Care and compassion is needed

Now more than ever I think we need to not only extend more care and compassion to health workers and social service workers in our communities but also support these workers to direct care, empathy, and compassion towards themselves. This compassionate self-awareness can, with support, give rise to the balance and positive self-care that is needed for personal wellbeing and healthy work practice.   

The Covid Pandemic has impacted everyone’s wellbeing

Since March last year the impacts of Covid have not only increased the mental health challenges for people who were already experiencing vulnerability and accessing community services, but also the people who have been providing that care for them, our professional carers. Professional carers have had to extend themselves even further and it has taken a toll. The RESET 2020 National Impact+Need Research Study indicated a 32% increase in feelings of stress and anxiety since Covid in the social service sector.

Carers genuinely care for others

People who are in the caring profession have genuine care and compassion for others and will often sacrifice their own wellbeing, for example working extra hours.
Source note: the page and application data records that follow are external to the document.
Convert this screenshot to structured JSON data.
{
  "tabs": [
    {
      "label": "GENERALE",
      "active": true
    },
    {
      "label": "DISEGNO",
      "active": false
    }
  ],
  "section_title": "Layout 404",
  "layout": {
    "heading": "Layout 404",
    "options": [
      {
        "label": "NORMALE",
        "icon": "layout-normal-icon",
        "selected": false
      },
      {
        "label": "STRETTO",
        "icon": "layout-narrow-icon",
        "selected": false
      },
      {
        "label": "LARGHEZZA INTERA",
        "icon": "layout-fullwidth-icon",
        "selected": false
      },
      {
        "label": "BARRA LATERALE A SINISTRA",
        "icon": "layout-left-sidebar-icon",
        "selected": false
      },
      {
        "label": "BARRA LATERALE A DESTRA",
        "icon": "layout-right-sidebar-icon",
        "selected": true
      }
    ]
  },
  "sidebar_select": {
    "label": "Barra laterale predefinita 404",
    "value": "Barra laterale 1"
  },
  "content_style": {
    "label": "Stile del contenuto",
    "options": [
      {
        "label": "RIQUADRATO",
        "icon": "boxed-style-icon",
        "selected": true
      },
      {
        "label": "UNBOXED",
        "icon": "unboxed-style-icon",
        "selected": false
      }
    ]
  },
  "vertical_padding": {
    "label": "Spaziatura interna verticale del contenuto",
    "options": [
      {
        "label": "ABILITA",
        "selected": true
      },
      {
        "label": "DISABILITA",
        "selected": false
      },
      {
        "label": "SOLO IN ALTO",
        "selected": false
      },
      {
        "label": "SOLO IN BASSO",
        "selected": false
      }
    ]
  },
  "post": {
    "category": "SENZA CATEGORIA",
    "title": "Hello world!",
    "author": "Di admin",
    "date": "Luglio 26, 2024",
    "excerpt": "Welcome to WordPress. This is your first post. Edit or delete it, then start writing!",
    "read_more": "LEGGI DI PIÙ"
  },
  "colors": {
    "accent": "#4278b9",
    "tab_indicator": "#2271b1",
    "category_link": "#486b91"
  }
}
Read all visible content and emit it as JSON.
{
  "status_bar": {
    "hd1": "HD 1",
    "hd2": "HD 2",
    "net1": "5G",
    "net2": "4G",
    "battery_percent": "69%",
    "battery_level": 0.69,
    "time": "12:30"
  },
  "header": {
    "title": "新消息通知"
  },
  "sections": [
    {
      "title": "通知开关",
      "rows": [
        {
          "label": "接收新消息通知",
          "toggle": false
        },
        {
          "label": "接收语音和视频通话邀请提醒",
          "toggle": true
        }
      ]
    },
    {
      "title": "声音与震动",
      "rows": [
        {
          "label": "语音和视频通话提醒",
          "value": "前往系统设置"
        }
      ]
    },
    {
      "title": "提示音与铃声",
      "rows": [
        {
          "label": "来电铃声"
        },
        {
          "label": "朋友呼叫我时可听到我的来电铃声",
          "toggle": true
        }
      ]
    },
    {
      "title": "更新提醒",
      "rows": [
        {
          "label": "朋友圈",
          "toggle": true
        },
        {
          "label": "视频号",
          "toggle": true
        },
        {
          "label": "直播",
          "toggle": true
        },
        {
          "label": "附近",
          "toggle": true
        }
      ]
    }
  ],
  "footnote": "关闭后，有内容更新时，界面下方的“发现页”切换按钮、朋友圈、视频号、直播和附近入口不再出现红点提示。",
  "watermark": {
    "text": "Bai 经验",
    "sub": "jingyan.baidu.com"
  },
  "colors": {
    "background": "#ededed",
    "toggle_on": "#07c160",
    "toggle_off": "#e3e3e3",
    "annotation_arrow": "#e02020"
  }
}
If it means someone will be more comfortable, in less pain or have what they need to help them through the next 24 hours, it is understandable that a worker may put in extra time to do this. It is however, not sustainable, in the longer term the wellbeing and resilience of workers suffers and ultimately the quality care of clients can be impacted.

Burnt-out Carers will struggle to provide quality care

As a wellbeing specialist, I have seen first-hand the impacts of burnout and fatigue on individual and team wellbeing in a highly reactive environment. If it is not managed well and left to continue, the negative health and wellbeing impacts are significant for individual workers, for team dynamics, the quality of service, and also has the potential to damage the culture of the organisation.

 Workplace health and wellness strategies are increasingly being recognised as essential for building and maintaining staff resilience and wellbeing in Australia. This also has a significant business benefit in lowering staff absenteeism, workers compensation claims, and costs related to increased staff turnover (Worksafe, Queensland Government). Clearly, workplace wellness strategies can save money for organisations.

What is needed? Compassionate awareness through supportive clinical supervision or workplace counseling

Providing opportunities for community service workers to have reflective conversations that support compassionate self-awareness, positive debriefing, unpacking the moral/ethical dilemmas, and implementing a practical self-care plan would clearly form a solid basis of support that workers really need. 

It makes sense. Let’s give the care and compassion to our community service frontline workers that they deserve. Provide them the workplace support they need, ideally through regular external clinical supervision, to maintain their wellbeing and best practice. In providing this type of wellbeing support, workers will continue to provide quality social services, so needed in our community.

Anna Boyce:  Wellbeing Consultant and Clinical Supervisor for the not-for-profit sector www.wellbeingconsultancy.com.au